Terrell said they stumbled across the tables while walking down Telegraph, which they noted are open to whoever wants to play, no matter their skill level.
A few tables down, a nephew and uncle duo also enjoyed a game of chess on Saturday. Daveea Whitmire, owner of the nonprofit Third Parent Family and Youth Services, said he is a frequent chess player, although this was the first time he brought his nephew, who is eight, along.
“It’s a lot of kids that come out here and play adults, and it’s starting to be like a community pillar type of place,” Whitmire said. “So definitely I appreciate that.”
Beyond students and community members, Sheehan said that even masters have come down to the chess club to play, as well as coaches from the Mechanic’s Institute in San Francisco, one of the oldest chess schools in the country.
But according to Sheehan, the chess club is so much more than just a place where all sorts of people can gather and learn from each other, though such a place is greatly important for the community, especially coming out of the pandemic.
“In this country right now, there’s an attempt to erase history — that is happening with People’s Park,” Sheehan said. “The retaking of People’s Park was a successful revolution that teaches us that a group of students, activists, and people in your community can take on the most powerful people and say, ‘no, you may not have everything.’ Our chess club represents that for me.”
Sheehan said that the club existed in Berkeley long before corporate interests attempted to erase the city’s history and public spaces, and he plans for it to stay. According to him, the community that has been built around the club is simply too important to lose.
Where else would one find a retired world champion skateboarder, an artist, college students and an eight year old all at the same place on a Saturday afternoon?
“I saw that in Berkeley for the longest time. Artists, authors and professors sitting and talking, expressing themselves in many ways,” Sheehan said. “Chess does that same stuff.
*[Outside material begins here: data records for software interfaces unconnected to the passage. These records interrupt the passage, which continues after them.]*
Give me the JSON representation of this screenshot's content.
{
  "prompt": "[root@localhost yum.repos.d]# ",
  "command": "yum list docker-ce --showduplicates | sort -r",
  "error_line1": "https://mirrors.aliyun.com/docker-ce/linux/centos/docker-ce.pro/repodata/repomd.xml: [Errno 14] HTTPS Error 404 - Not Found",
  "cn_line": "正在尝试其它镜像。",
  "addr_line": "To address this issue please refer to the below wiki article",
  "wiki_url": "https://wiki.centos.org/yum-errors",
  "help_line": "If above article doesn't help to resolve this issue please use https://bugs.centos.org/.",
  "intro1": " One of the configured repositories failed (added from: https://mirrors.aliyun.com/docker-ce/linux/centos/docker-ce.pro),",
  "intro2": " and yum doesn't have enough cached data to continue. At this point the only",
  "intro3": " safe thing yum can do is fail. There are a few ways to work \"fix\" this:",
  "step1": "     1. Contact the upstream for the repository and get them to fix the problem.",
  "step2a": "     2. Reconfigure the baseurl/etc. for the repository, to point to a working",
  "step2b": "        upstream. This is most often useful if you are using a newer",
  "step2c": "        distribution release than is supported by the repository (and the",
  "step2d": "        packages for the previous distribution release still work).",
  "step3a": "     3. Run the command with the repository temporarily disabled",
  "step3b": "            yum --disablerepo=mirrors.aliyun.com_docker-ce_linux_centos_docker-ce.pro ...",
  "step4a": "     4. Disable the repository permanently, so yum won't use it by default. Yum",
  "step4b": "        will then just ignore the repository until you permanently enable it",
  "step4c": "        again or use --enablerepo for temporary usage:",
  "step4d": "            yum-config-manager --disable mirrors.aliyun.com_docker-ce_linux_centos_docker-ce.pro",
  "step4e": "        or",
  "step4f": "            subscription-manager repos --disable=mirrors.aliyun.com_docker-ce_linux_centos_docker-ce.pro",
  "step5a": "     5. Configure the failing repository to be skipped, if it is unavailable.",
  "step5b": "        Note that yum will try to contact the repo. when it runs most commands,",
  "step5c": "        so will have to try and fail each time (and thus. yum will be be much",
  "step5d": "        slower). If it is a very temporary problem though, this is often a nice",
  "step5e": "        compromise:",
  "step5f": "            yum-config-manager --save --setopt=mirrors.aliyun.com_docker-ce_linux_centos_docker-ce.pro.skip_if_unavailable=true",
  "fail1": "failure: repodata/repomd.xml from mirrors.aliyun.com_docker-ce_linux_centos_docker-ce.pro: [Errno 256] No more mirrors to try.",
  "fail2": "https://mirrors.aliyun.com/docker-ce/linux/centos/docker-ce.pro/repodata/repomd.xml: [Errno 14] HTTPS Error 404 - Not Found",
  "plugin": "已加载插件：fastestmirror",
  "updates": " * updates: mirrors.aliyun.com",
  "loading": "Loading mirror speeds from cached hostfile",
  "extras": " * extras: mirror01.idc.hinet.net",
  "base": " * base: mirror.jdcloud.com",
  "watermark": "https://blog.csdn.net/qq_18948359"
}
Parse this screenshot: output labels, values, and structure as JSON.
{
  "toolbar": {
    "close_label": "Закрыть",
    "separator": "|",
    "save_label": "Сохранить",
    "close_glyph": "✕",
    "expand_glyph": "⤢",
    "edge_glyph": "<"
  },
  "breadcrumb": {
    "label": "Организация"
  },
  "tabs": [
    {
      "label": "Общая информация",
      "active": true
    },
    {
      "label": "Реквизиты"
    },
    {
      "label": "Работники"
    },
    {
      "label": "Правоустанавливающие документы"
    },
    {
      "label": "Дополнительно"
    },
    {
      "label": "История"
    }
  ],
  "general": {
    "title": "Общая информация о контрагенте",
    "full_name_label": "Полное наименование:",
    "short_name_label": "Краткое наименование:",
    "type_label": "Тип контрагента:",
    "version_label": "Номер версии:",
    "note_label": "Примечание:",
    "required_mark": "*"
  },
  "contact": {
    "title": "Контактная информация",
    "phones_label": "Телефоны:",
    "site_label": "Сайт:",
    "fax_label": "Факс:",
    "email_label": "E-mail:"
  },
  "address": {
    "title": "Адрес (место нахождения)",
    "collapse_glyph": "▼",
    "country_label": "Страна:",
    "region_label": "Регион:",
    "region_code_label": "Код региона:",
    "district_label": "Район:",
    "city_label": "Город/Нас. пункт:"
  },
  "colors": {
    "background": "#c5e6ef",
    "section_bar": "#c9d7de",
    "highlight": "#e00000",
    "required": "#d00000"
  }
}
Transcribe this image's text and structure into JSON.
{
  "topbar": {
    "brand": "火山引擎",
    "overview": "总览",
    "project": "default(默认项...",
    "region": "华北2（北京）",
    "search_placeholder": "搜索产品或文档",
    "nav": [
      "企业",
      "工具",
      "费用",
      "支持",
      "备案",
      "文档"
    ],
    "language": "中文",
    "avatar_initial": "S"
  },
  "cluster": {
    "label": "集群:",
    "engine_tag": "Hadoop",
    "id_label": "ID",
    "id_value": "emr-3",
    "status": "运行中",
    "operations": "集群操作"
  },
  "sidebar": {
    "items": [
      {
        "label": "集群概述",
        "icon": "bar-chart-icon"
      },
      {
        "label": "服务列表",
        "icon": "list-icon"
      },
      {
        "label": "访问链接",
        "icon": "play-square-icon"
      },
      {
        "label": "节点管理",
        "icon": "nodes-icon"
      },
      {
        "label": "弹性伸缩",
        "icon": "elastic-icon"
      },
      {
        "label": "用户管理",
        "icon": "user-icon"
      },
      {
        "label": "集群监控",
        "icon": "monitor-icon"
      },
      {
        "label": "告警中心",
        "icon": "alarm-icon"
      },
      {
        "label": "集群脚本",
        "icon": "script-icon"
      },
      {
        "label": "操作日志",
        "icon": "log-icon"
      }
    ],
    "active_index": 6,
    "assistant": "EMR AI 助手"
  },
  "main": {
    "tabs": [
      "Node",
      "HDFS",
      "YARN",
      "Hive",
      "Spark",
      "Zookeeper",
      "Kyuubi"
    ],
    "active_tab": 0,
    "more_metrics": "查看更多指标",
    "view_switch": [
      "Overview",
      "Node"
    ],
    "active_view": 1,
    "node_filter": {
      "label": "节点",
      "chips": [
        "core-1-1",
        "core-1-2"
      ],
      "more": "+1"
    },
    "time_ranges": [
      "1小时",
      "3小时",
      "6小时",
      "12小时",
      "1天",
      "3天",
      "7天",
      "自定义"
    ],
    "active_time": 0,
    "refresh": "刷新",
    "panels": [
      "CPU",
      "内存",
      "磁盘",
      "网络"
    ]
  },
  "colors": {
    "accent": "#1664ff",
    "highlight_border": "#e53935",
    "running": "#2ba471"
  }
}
You’ll have people from different walks of life who would not normally stop and speak with each other under the kinds of environments we’re in today; I see them just let it fall away and sit together and become friends. It breaks down societal barriers in magical and dramatic ways.”